Many of us choose a genre to stick with shortly after developing photography as a hobby. A large number settle on landscape while others concentrate on macro, street photography, or portrait. Some remain on the fence.
I chose wildlife, and specifically bird photography seriously, as my genre of choice about five years ago after trying out macro and landscape. I emphasize the word seriously because of the amount of investment poured into the requisite camera gear, which unlike that needed for landscape, macro, or street photography, is much steeper.
Many might argue that a landscape is much easier to shoot than wildlife since the main subject is static/fixed rather than moving around. It’s true that it may look easy and straightforward since you can take your own sweet time and the subject will not fly away.
However, once you get into it and try to match images you have seen online, it won’t take long to realize that you were mistaken. No doubt the subject is always there but that is not the only element that makes up a good image. You will find that other factors such as lighting, angle, timing, composition, and creativity in post processing are also part of the equation in creating an impeccable image.
Sunrise and sunset shots are part and parcel of every landscape photographer; however, not every photographer produces the same shot even though the landmark or subject being captured is the same. This is where the other elements of the equation play a big role in making a masterpiece.
Often times working harder with high motivation tends to yield a better result. For example, finding the sweet spot of a location a day before or much earlier than the golden hour. However, many beginners would just want to be there right on time, shoot and leave. That usually does not work out as well.
Sunsets and sunrises do not wait for photographers who want to be there just in time to shoot and leave.

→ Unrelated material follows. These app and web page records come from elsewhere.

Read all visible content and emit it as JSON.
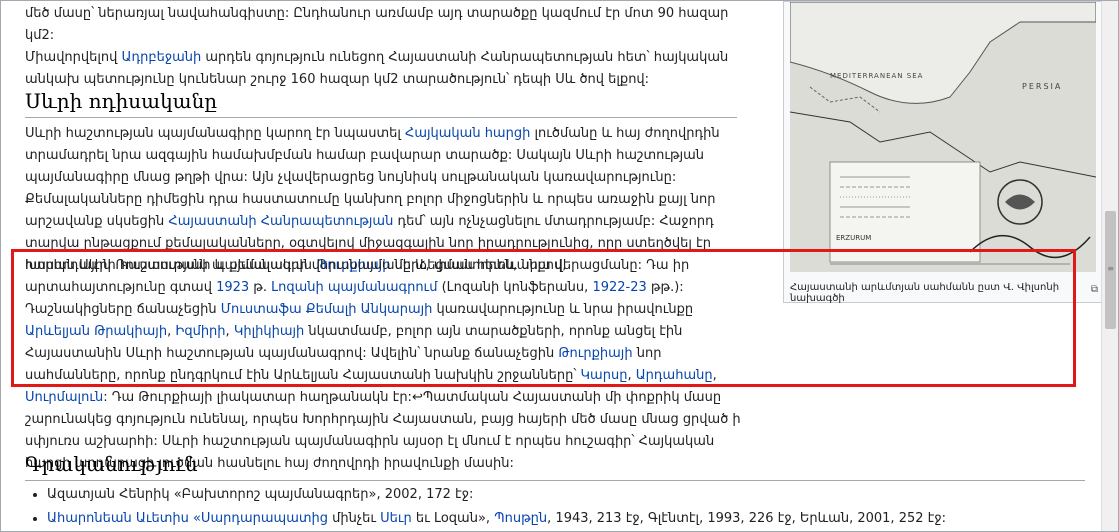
{
  "top_para": {
    "t1": "մեծ մասը՝ ներառյալ նավահանգիստը: Ընդհանուր առմամբ այդ տարածքը կազմում էր մոտ 90 հազար կմ2:",
    "t2": "Միավորվելով ",
    "link1": "Ադրբեջանի",
    "t3": " արդեն գոյություն ունեցող Հայաստանի Հանրապետության հետ՝ հայկական անկախ պետությունը կունենար շուրջ 160 հազար կմ2 տարածություն՝ դեպի Սև ծով ելքով:"
  },
  "section1_title": "Սևրի ոդիսականը",
  "p2": {
    "a": "Սևրի հաշտության պայմանագիրը կարող էր նպաստել ",
    "l1": "Հայկական հարցի",
    "b": " լուծմանը և հայ ժողովրդին տրամադրել նրա ազգային համախմբման համար բավարար տարածք: Սակայն Սևրի հաշտության պայմանագիրը մնաց թղթի վրա: Այն չվավերացրեց նույնիսկ սուլթանական կառավարությունը: Քեմալականները դիմեցին դրա հաստատումը կանխող բոլոր միջոցներին և որպես առաջին քայլ նոր արշավանք սկսեցին ",
    "l2": "Հայաստանի Հանրապետության",
    "c": " դեմ՝ այն ոչնչացնելու մտադրությամբ: Հաջորդ տարվա ընթացքում քեմալականները, օգտվելով միջազգային նոր իրադրությունից, որը ստեղծվել էր Խորհրդային Ռուսաստանի և քեմալական ",
    "l3": "Թուրքիայի",
    "d": " մերձեցման հետևանքով,"
  },
  "p3": {
    "a": "հասան Սևրի հաշտության պայմանագրի վերանայմանը և, փաստորեն, նրա վերացմանը: Դա իր արտահայտությունը գտավ ",
    "l1": "1923",
    "b": " թ. ",
    "l2": "Լոզանի պայմանագրում",
    "c": " (Լոզանի կոնֆերանս, ",
    "l3": "1922-23",
    "d": " թթ.): Դաշնակիցները ճանաչեցին ",
    "l4": "Մուստաֆա Քեմալի Անկարայի",
    "e": " կառավարությունը և նրա իրավունքը ",
    "l5": "Արևելյան Թրակիայի",
    "f": ", ",
    "l6": "Իզմիրի",
    "g": ", ",
    "l7": "Կիլիկիայի",
    "h": " նկատմամբ, բոլոր այն տարածքների, որոնք անցել էին Հայաստանին Սևրի հաշտության պայմանագրով: Ավելին՝ նրանք ճանաչեցին ",
    "l8": "Թուրքիայի",
    "i": " նոր սահմանները, որոնք ընդգրկում էին Արևելյան Հայաստանի նախկին շրջանները՝ ",
    "l9": "Կարսը",
    "j": ", ",
    "l10": "Արդահանը",
    "k": ", ",
    "l11": "Սուրմալուն",
    "m": ": Դա Թուրքիայի լիակատար հաղթանակն էր:↩Պատմական Հայաստանի մի փոքրիկ մասը շարունակեց գոյություն ունենալ, որպես Խորհրդային Հայաստան, բայց հայերի մեծ մասը մնաց ցրված ի սփյուռս աշխարհի: Սևրի հաշտության պայմանագիրն այսօր էլ մնում է որպես հուշագիր՝ Հայկական հարցի արդարացի լուծման հասնելու հայ ժողովրդի իրավունքի մասին:"
  },
  "section2_title": "Գրականություն",
  "refs": [
    {
      "t": "Ազատյան Հենրիկ «Բախտորոշ պայմանագրեր», 2002, 172 էջ:"
    },
    {
      "a": "Ահարոնեան Աւետիս «Սարդարապատից",
      "b": " մինչեւ ",
      "c": "Սեւր",
      "d": " եւ Լօզան», ",
      "e": "Պոսթըն",
      "f": ", 1943, 213 էջ, Գլէնտէլ, 1993, 226 էջ, Երևան, 2001, 252 էջ:"
    }
  ],
  "thumb": {
    "map_label": "MEDITERRANEAN SEA",
    "map_label2": "PERSIA",
    "legend_title": "ERZURUM",
    "caption": "Հայաստանի արևմտյան սահմանն ըստ Վ. Վիլսոնի նախագծի",
    "enlarge_icon": "enlarge-icon"
  },
  "colors": {
    "link": "#0645ad",
    "highlight": "#e01818",
    "text": "#202122"
  }
}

Many have learned that the extra two minutes waiting to get a parking spot made them miss the golden hour altogether, not to mention scrambling to get the correct settings on the camera.
Just like what I mentioned in my shooting in the rain blog, just having the determination to get out there early to capture a sunrise shot will definitely get you something, and then you will no longer just have to wow the work of other photographers.
You may not get a jaw-dropping shot in the beginning but by being there at the right moment of the golden hour, you’ll at least get a shot that others might wow.
Just like with wildlife photography, trying to be different with landscape photography requires you to work extra, looking for unique spots, and when you’ve covered every single corner of local spots, you then need to venture further out and look for new locations. Some places may require more than a day hike but the shots you’ll get will definitely make others envious.
So who said landscape photography is easy?
Click here for more of my landscape shots.